Excerpts from a dataset
########

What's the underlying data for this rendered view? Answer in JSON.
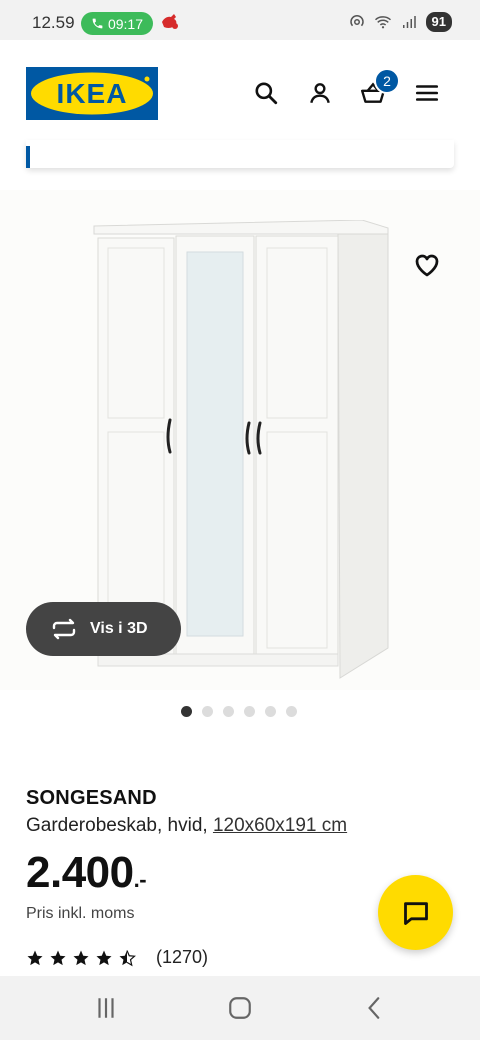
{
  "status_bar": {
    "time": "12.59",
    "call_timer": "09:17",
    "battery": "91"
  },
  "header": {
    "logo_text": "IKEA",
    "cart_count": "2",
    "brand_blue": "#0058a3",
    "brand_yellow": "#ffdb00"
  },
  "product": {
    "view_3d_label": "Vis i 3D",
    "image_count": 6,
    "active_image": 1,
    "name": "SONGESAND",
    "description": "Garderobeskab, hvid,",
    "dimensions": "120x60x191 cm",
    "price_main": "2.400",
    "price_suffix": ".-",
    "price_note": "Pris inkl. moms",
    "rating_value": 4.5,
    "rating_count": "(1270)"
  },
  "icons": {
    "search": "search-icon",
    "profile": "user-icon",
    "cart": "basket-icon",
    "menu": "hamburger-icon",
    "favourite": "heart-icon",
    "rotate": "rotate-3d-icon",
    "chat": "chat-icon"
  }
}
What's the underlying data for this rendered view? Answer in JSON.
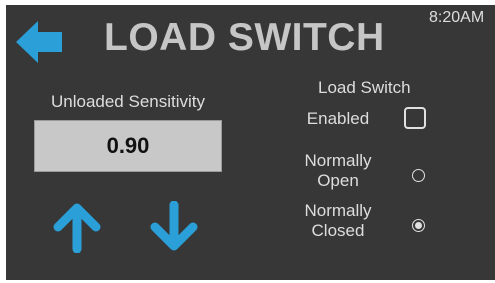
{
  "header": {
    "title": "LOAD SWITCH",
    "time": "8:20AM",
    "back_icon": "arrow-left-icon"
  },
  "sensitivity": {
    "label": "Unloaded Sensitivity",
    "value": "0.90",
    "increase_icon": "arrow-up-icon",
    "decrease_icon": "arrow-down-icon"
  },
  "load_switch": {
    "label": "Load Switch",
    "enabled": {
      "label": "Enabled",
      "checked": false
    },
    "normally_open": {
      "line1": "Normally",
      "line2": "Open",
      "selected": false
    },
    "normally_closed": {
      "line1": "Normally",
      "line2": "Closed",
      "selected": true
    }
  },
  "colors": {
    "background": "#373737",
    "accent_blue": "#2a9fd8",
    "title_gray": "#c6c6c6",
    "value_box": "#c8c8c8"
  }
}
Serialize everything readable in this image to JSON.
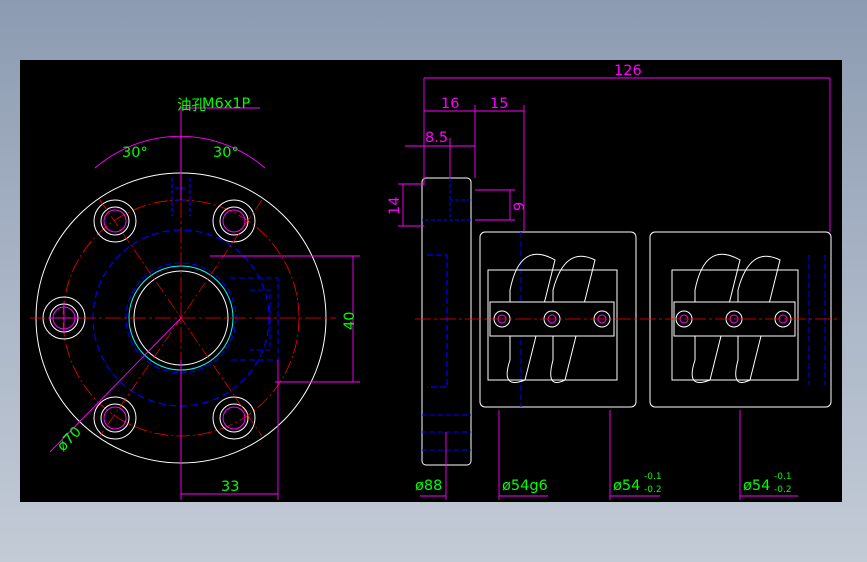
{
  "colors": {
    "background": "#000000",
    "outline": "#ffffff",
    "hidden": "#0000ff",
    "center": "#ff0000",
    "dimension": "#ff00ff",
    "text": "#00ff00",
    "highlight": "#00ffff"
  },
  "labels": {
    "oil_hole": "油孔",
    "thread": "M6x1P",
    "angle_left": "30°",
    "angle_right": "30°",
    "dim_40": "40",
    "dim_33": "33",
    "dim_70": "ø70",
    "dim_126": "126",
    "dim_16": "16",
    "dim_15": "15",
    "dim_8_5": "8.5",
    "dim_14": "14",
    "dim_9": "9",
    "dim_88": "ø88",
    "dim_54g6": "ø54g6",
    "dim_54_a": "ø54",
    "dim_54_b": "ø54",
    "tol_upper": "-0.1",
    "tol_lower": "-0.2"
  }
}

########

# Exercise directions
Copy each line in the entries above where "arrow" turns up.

# Reply to the exercise
    "back_icon": "arrow-left-icon"
    "increase_icon": "arrow-up-icon",
    "decrease_icon": "arrow-down-icon"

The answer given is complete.